▶ _Work order_: The output should be every line below, retyped exactly, with no images.

▶ _Data extract_:
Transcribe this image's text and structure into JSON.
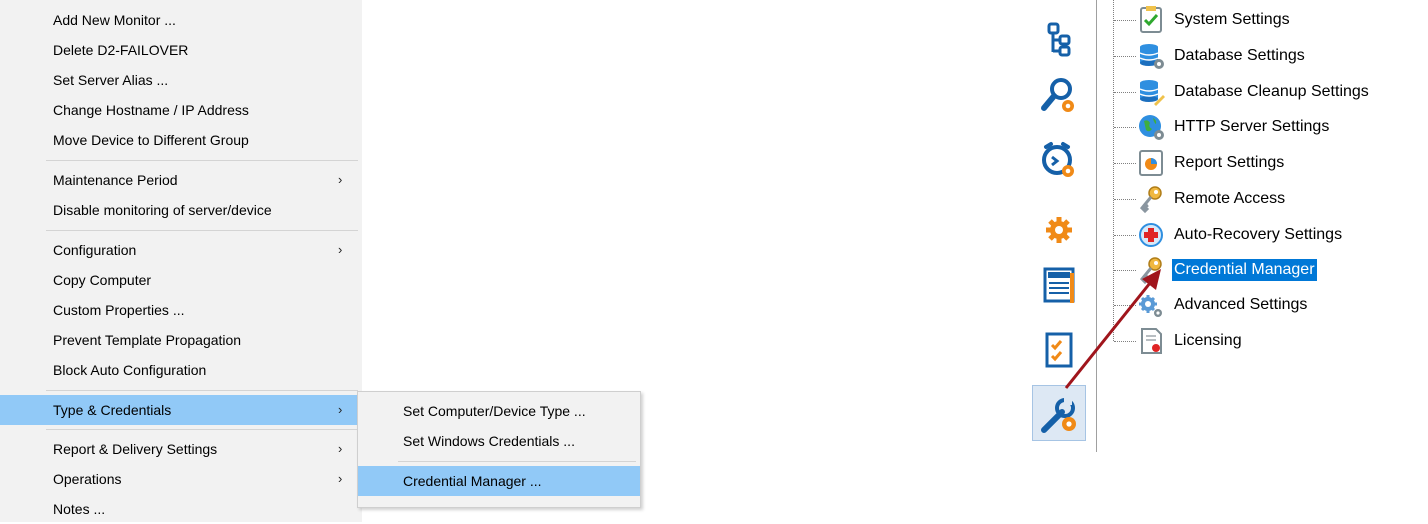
{
  "context_menu": {
    "items": [
      {
        "label": "Add New Monitor ..."
      },
      {
        "label": "Delete D2-FAILOVER"
      },
      {
        "label": "Set Server Alias ..."
      },
      {
        "label": "Change Hostname / IP Address"
      },
      {
        "label": "Move Device to Different Group"
      },
      {
        "label": "Maintenance Period",
        "arrow": "›"
      },
      {
        "label": "Disable monitoring of server/device"
      },
      {
        "label": "Configuration",
        "arrow": "›"
      },
      {
        "label": "Copy Computer"
      },
      {
        "label": "Custom Properties ..."
      },
      {
        "label": "Prevent Template Propagation"
      },
      {
        "label": "Block Auto Configuration"
      },
      {
        "label": "Type & Credentials",
        "arrow": "›"
      },
      {
        "label": "Report & Delivery Settings",
        "arrow": "›"
      },
      {
        "label": "Operations",
        "arrow": "›"
      },
      {
        "label": "Notes ..."
      }
    ]
  },
  "submenu": {
    "items": [
      {
        "label": "Set Computer/Device Type ..."
      },
      {
        "label": "Set Windows Credentials ..."
      },
      {
        "label": "Credential Manager ..."
      }
    ]
  },
  "toolbar": {
    "buttons": [
      {
        "icon": "tree-structure-icon"
      },
      {
        "icon": "search-gear-icon"
      },
      {
        "icon": "alarm-clock-gear-icon"
      },
      {
        "icon": "gear-icon"
      },
      {
        "icon": "news-report-icon"
      },
      {
        "icon": "checklist-icon"
      },
      {
        "icon": "wrench-gear-icon"
      }
    ]
  },
  "settings_tree": {
    "items": [
      {
        "label": "System Settings",
        "icon": "checklist-icon"
      },
      {
        "label": "Database Settings",
        "icon": "database-gear-icon"
      },
      {
        "label": "Database Cleanup Settings",
        "icon": "database-broom-icon"
      },
      {
        "label": "HTTP Server Settings",
        "icon": "globe-gear-icon"
      },
      {
        "label": "Report Settings",
        "icon": "report-chart-icon"
      },
      {
        "label": "Remote Access",
        "icon": "key-icon"
      },
      {
        "label": "Auto-Recovery Settings",
        "icon": "medical-cross-icon"
      },
      {
        "label": "Credential Manager",
        "icon": "key-icon"
      },
      {
        "label": "Advanced Settings",
        "icon": "gears-icon"
      },
      {
        "label": "Licensing",
        "icon": "certificate-icon"
      }
    ]
  },
  "colors": {
    "menu_bg": "#f2f2f2",
    "menu_highlight": "#91c9f7",
    "tree_selection": "#0078d7",
    "annotation_arrow": "#a0151c",
    "icon_orange": "#f08a17",
    "icon_blue": "#1560a8"
  }
}
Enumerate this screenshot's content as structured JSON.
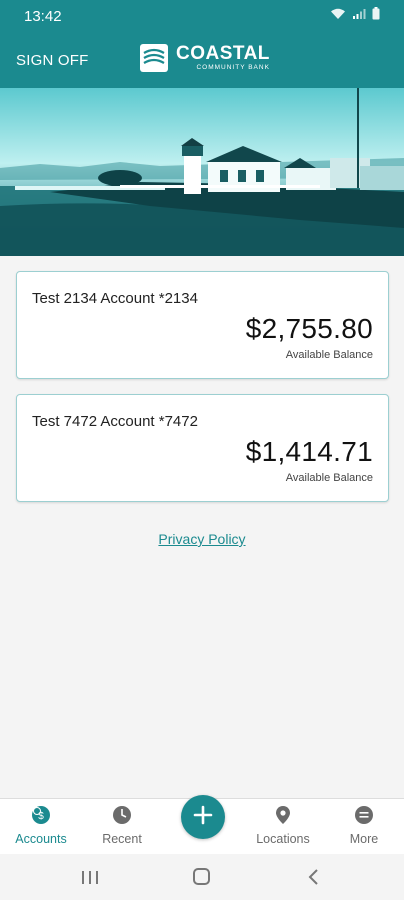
{
  "status_bar": {
    "time": "13:42"
  },
  "header": {
    "sign_off_label": "SIGN OFF",
    "logo_name": "COASTAL",
    "logo_sub": "COMMUNITY BANK"
  },
  "accounts": [
    {
      "name": "Test 2134 Account *2134",
      "balance": "$2,755.80",
      "balance_label": "Available Balance"
    },
    {
      "name": "Test 7472 Account *7472",
      "balance": "$1,414.71",
      "balance_label": "Available Balance"
    }
  ],
  "privacy_link": "Privacy Policy",
  "bottom_nav": {
    "items": [
      {
        "label": "Accounts",
        "icon": "dollar-circle-icon",
        "active": true
      },
      {
        "label": "Recent",
        "icon": "clock-icon",
        "active": false
      },
      {
        "label": "",
        "icon": "plus-icon",
        "active": false
      },
      {
        "label": "Locations",
        "icon": "map-pin-icon",
        "active": false
      },
      {
        "label": "More",
        "icon": "menu-circle-icon",
        "active": false
      }
    ]
  },
  "colors": {
    "brand": "#1b8a8f",
    "nav_inactive": "#6b6b6b",
    "background": "#f4f4f4"
  }
}
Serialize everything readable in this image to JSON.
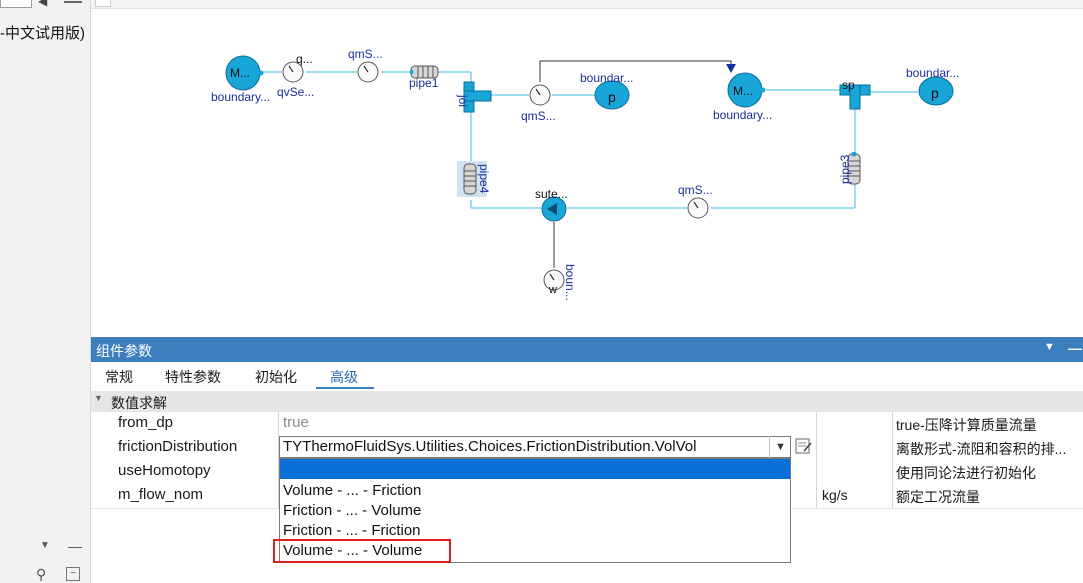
{
  "sidebar": {
    "title": "-中文试用版)"
  },
  "diagram": {
    "labels": {
      "m1": "M...",
      "boundary1": "boundary...",
      "qvse_top": "q...",
      "qvse": "qvSe...",
      "qms1": "qmS...",
      "pipe1": "pipe1",
      "joi": "joi",
      "qms2": "qmS...",
      "boundar_p1": "boundar...",
      "p1": "p",
      "m2": "M...",
      "boundary2": "boundary...",
      "sp": "sp",
      "boundar_p2": "boundar...",
      "p2": "p",
      "pipe4": "pipe4",
      "pipe3": "pipe3",
      "sute": "sute...",
      "qms3": "qmS...",
      "boun": "boun...",
      "w": "w"
    }
  },
  "panel": {
    "title": "组件参数",
    "tabs": [
      "常规",
      "特性参数",
      "初始化",
      "高级"
    ],
    "active_tab": "高级",
    "section": "数值求解",
    "rows": [
      {
        "name": "from_dp",
        "value": "true",
        "desc": "true-压降计算质量流量"
      },
      {
        "name": "frictionDistribution",
        "value": "TYThermoFluidSys.Utilities.Choices.FrictionDistribution.VolVol",
        "desc": "离散形式-流阻和容积的排..."
      },
      {
        "name": "useHomotopy",
        "value": "",
        "desc": "使用同论法进行初始化"
      },
      {
        "name": "m_flow_nom",
        "value": "",
        "unit": "kg/s",
        "desc": "额定工况流量"
      }
    ],
    "dropdown_options": [
      "",
      "Volume - ... - Friction",
      "Friction - ... - Volume",
      "Friction - ... - Friction",
      "Volume - ... - Volume"
    ],
    "highlighted_option": "Volume - ... - Volume"
  },
  "colors": {
    "header_blue": "#3d7ebf",
    "component_fill": "#18a5d8",
    "connection": "#7fd3ee",
    "label_blue": "#1a2f9e",
    "selection_blue": "#0a70d8",
    "highlight_red": "#e01e1e"
  }
}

▶ _Exercise answer_:
Transcribe this image's text and structure into JSON.
{
  "context_menu": {
    "items": [
      {
        "label": "Add New Monitor ..."
      },
      {
        "label": "Delete D2-FAILOVER"
      },
      {
        "label": "Set Server Alias ..."
      },
      {
        "label": "Change Hostname / IP Address"
      },
      {
        "label": "Move Device to Different Group"
      },
      {
        "label": "Maintenance Period",
        "arrow": "›"
      },
      {
        "label": "Disable monitoring of server/device"
      },
      {
        "label": "Configuration",
        "arrow": "›"
      },
      {
        "label": "Copy Computer"
      },
      {
        "label": "Custom Properties ..."
      },
      {
        "label": "Prevent Template Propagation"
      },
      {
        "label": "Block Auto Configuration"
      },
      {
        "label": "Type & Credentials",
        "arrow": "›"
      },
      {
        "label": "Report & Delivery Settings",
        "arrow": "›"
      },
      {
        "label": "Operations",
        "arrow": "›"
      },
      {
        "label": "Notes ..."
      }
    ]
  },
  "submenu": {
    "items": [
      {
        "label": "Set Computer/Device Type ..."
      },
      {
        "label": "Set Windows Credentials ..."
      },
      {
        "label": "Credential Manager ..."
      }
    ]
  },
  "toolbar": {
    "buttons": [
      {
        "icon": "tree-structure-icon"
      },
      {
        "icon": "search-gear-icon"
      },
      {
        "icon": "alarm-clock-gear-icon"
      },
      {
        "icon": "gear-icon"
      },
      {
        "icon": "news-report-icon"
      },
      {
        "icon": "checklist-icon"
      },
      {
        "icon": "wrench-gear-icon"
      }
    ]
  },
  "settings_tree": {
    "items": [
      {
        "label": "System Settings",
        "icon": "checklist-icon"
      },
      {
        "label": "Database Settings",
        "icon": "database-gear-icon"
      },
      {
        "label": "Database Cleanup Settings",
        "icon": "database-broom-icon"
      },
      {
        "label": "HTTP Server Settings",
        "icon": "globe-gear-icon"
      },
      {
        "label": "Report Settings",
        "icon": "report-chart-icon"
      },
      {
        "label": "Remote Access",
        "icon": "key-icon"
      },
      {
        "label": "Auto-Recovery Settings",
        "icon": "medical-cross-icon"
      },
      {
        "label": "Credential Manager",
        "icon": "key-icon"
      },
      {
        "label": "Advanced Settings",
        "icon": "gears-icon"
      },
      {
        "label": "Licensing",
        "icon": "certificate-icon"
      }
    ]
  },
  "colors": {
    "menu_bg": "#f2f2f2",
    "menu_highlight": "#91c9f7",
    "tree_selection": "#0078d7",
    "annotation_arrow": "#a0151c",
    "icon_orange": "#f08a17",
    "icon_blue": "#1560a8"
  }
}
Enumerate this screenshot's content as structured JSON.
{
  "status_bar": {
    "time": "13:42"
  },
  "header": {
    "sign_off_label": "SIGN OFF",
    "logo_name": "COASTAL",
    "logo_sub": "COMMUNITY BANK"
  },
  "accounts": [
    {
      "name": "Test 2134 Account *2134",
      "balance": "$2,755.80",
      "balance_label": "Available Balance"
    },
    {
      "name": "Test 7472 Account *7472",
      "balance": "$1,414.71",
      "balance_label": "Available Balance"
    }
  ],
  "privacy_link": "Privacy Policy",
  "bottom_nav": {
    "items": [
      {
        "label": "Accounts",
        "icon": "dollar-circle-icon",
        "active": true
      },
      {
        "label": "Recent",
        "icon": "clock-icon",
        "active": false
      },
      {
        "label": "",
        "icon": "plus-icon",
        "active": false
      },
      {
        "label": "Locations",
        "icon": "map-pin-icon",
        "active": false
      },
      {
        "label": "More",
        "icon": "menu-circle-icon",
        "active": false
      }
    ]
  },
  "colors": {
    "brand": "#1b8a8f",
    "nav_inactive": "#6b6b6b",
    "background": "#f4f4f4"
  }
}
Serialize everything readable in this image to JSON.
{
  "sidebar": {
    "title": "-中文试用版)"
  },
  "diagram": {
    "labels": {
      "m1": "M...",
      "boundary1": "boundary...",
      "qvse_top": "q...",
      "qvse": "qvSe...",
      "qms1": "qmS...",
      "pipe1": "pipe1",
      "joi": "joi",
      "qms2": "qmS...",
      "boundar_p1": "boundar...",
      "p1": "p",
      "m2": "M...",
      "boundary2": "boundary...",
      "sp": "sp",
      "boundar_p2": "boundar...",
      "p2": "p",
      "pipe4": "pipe4",
      "pipe3": "pipe3",
      "sute": "sute...",
      "qms3": "qmS...",
      "boun": "boun...",
      "w": "w"
    }
  },
  "panel": {
    "title": "组件参数",
    "tabs": [
      "常规",
      "特性参数",
      "初始化",
      "高级"
    ],
    "active_tab": "高级",
    "section": "数值求解",
    "rows": [
      {
        "name": "from_dp",
        "value": "true",
        "desc": "true-压降计算质量流量"
      },
      {
        "name": "frictionDistribution",
        "value": "TYThermoFluidSys.Utilities.Choices.FrictionDistribution.VolVol",
        "desc": "离散形式-流阻和容积的排..."
      },
      {
        "name": "useHomotopy",
        "value": "",
        "desc": "使用同论法进行初始化"
      },
      {
        "name": "m_flow_nom",
        "value": "",
        "unit": "kg/s",
        "desc": "额定工况流量"
      }
    ],
    "dropdown_options": [
      "",
      "Volume - ... - Friction",
      "Friction - ... - Volume",
      "Friction - ... - Friction",
      "Volume - ... - Volume"
    ],
    "highlighted_option": "Volume - ... - Volume"
  },
  "colors": {
    "header_blue": "#3d7ebf",
    "component_fill": "#18a5d8",
    "connection": "#7fd3ee",
    "label_blue": "#1a2f9e",
    "selection_blue": "#0a70d8",
    "highlight_red": "#e01e1e"
  }
}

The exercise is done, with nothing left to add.